The VA Disability Advocate is a consortium of non-attorney agents accredited by VA to represent claimants. Albert L. Thombs Jr., The VA Disability Advocate, is a member of the Office of General Council #45147, Disability Agent Certified by the Department of Veterans. The VA requires accredited claims agents to complete continuing legal education courses to maintain our accreditation. 38 USC §§ 5901-5902, 5904; 38 CFR § 14.629.
Whether a claimant decides to use our services as a representative, it is crucial to ensure that the chosen individual knows what they are doing. Representatives come in all sizes and shapes, just like any other service provider. No responsible representative will mind if a claimant asks questions about the representative's experience, what the representative will do to assist, and how much it will cost. A claimant should also do internet searches and talk to other veterans about representative recommendations. While most veteran service officers and veteran service organizations handle cases from only their local area, agents can handle cases from all over the country no matter where their office is located. This means that an agent in Texas can take a case for a veteran in any other state. So if a veteran in Florida had a good experience with an agent from Las Vegas, that agent might be a good person to recommend to other veterans in your area.

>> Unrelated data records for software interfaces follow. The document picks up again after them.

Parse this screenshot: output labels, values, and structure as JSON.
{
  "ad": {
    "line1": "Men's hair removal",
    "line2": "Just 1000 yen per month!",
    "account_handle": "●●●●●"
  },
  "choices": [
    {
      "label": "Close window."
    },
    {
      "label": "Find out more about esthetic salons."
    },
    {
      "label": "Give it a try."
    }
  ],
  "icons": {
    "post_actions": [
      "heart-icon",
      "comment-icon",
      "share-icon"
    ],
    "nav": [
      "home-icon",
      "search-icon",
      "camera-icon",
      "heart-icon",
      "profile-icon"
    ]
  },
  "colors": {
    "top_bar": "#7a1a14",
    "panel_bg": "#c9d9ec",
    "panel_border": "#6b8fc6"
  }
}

Congress intended the VA benefits system to be "non-adversarial" and friendly to veterans seeking assistance for hardships resulting from their service to the country. VA's duty to assist, the benefit of the doubt rule, and the ability to re-file denied claims are examples of a "veteran-friendly" process. For many veterans and dependents, the VA process has worked and continues to work well. For others, the process has proven to be complex and confusing.
Even with VA "help," applying for and establishing entitlement to VA benefits can be challenging. VA is overwhelmed with applications and rarely if ever, provides updates or responds to calls or letters. Documents get lost, and errors are frequently made in haste to make decisions. The VA process also has "gotchas" that can trip up even the most experienced advocate. Even if VA grants an award, a claimant still needs to check for errors in the rating or effective date assigned. More often than not, a successful claim will require that a claimant have at least some knowledge of the specific benefit sought, an understanding of applicable laws, regulations, and VA policies, and familiarity with the evidence that is necessary to support a claim if only to detect the most apparent VA errors.

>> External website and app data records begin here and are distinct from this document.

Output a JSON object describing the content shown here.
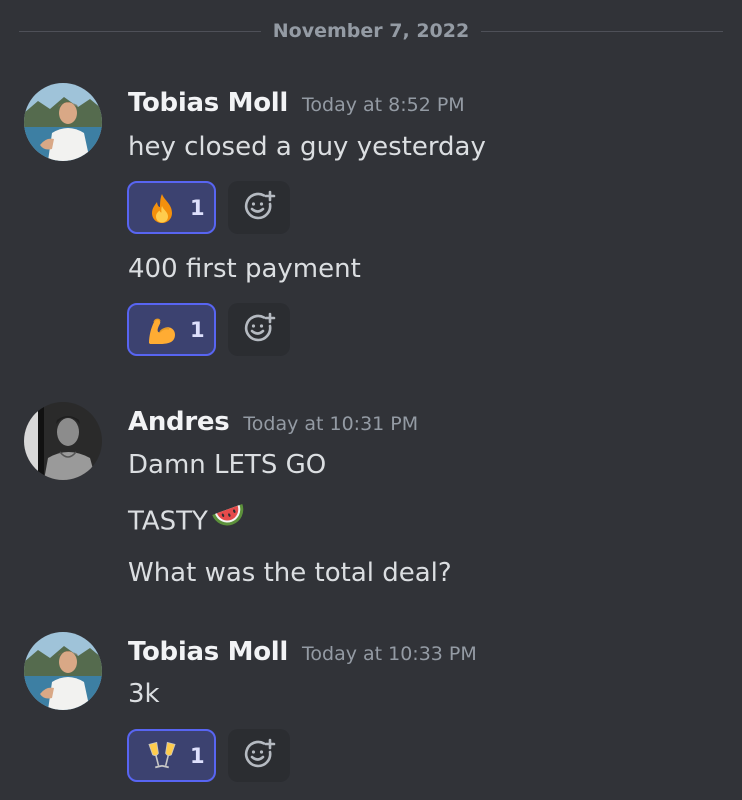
{
  "date_divider": "November 7, 2022",
  "messages": [
    {
      "author": "Tobias Moll",
      "time": "Today at 8:52 PM",
      "lines": [
        "hey closed a guy yesterday",
        "400 first payment"
      ],
      "reactions": [
        {
          "emoji": "fire-emoji",
          "count": "1"
        },
        {
          "emoji": "flexed-biceps-emoji",
          "count": "1"
        }
      ]
    },
    {
      "author": "Andres",
      "time": "Today at 10:31 PM",
      "lines": [
        "Damn LETS GO",
        "TASTY",
        "What was the total deal?"
      ],
      "inline_emoji": "watermelon-emoji"
    },
    {
      "author": "Tobias Moll",
      "time": "Today at 10:33 PM",
      "lines": [
        "3k"
      ],
      "reactions": [
        {
          "emoji": "clinking-glasses-emoji",
          "count": "1"
        }
      ]
    }
  ],
  "colors": {
    "background": "#313338",
    "reaction_border": "#5865f2",
    "reaction_fill": "#3c4270",
    "muted_text": "#949ba4"
  }
}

Many veterans have been successful at obtaining the desired benefits without any assistance. However, those who have been successful often have some background in law, medicine, or administration and can conduct some level of legal research. Most importantly, they have the time to invest in learning about the VA system and follow their claim's status.
The VA Disability Advocate Staff:
Albert Thombs, The Advocate, VSOREN – Phone and Text: 702-209-5722
Andrea Jelks, US Navy – New Claims and Appeals, VSO Phone and Text: 702-879-4603 Email: Andrea.Jelks@VADisabiliyAdvocate.com
Lakisha Adems, US Army – New Claims Department, Phone and Text: 725-248-2075 Email: Lakisha.Adems@VADisabilityAdvocate.com
Rolland Lawson, US Airforce - New Clamins Department, Phone and Text: 480-222-1914
Vangie Thombs, US Navy – Evidence and Records Department, Phone and Text: 702-209-5722
What We Do For You
We initiate a development process to investigate the status of your various cases with the VA to determine what has and has not been done to get grounded in your case.
Once grounded in your case, I will help you identify the weaknesses in your case and make recommendations on how to overcome them.
We analyze and develop a strategy to win your benefits in the shortest amount of time.
We challenge the VA's adversarial conclusions that obstruct your benefits.
We gather all your Military and Department of Veterans Affairs (VA) Medical Records, including records from your private doctors. (This is a shared responsibility between us, the VA, and you)
We find and correct errors in an earlier decision to get you the earliest possible effective date of your compensation award.
The VA's Responsibility To You
Retrieving relevant records from another Federal agency or a Federal facility, such as a VA medical center or military treatment facility, that you adequately identify and authorize VA to obtain.
Providing a medical examination for you, or get a medical opinion, if they determine it is necessary to decide your claim.
Make every reasonable effort to obtain relevant records not held by a Federal facility that you adequately identify and authorize VA to obtain. These may include records from State or local governments and privately held evidence and information you tell us about, such as a private doctor or hospital records, or records from current or former employers. (Do not depend on anyone to gather this information for you, you must be vigilant in collecting this information on your own)
The VA Disability Advocates Main Office is Located in Las Vegas, NV. We Represent Veterans throughout the United States. 702-209-5722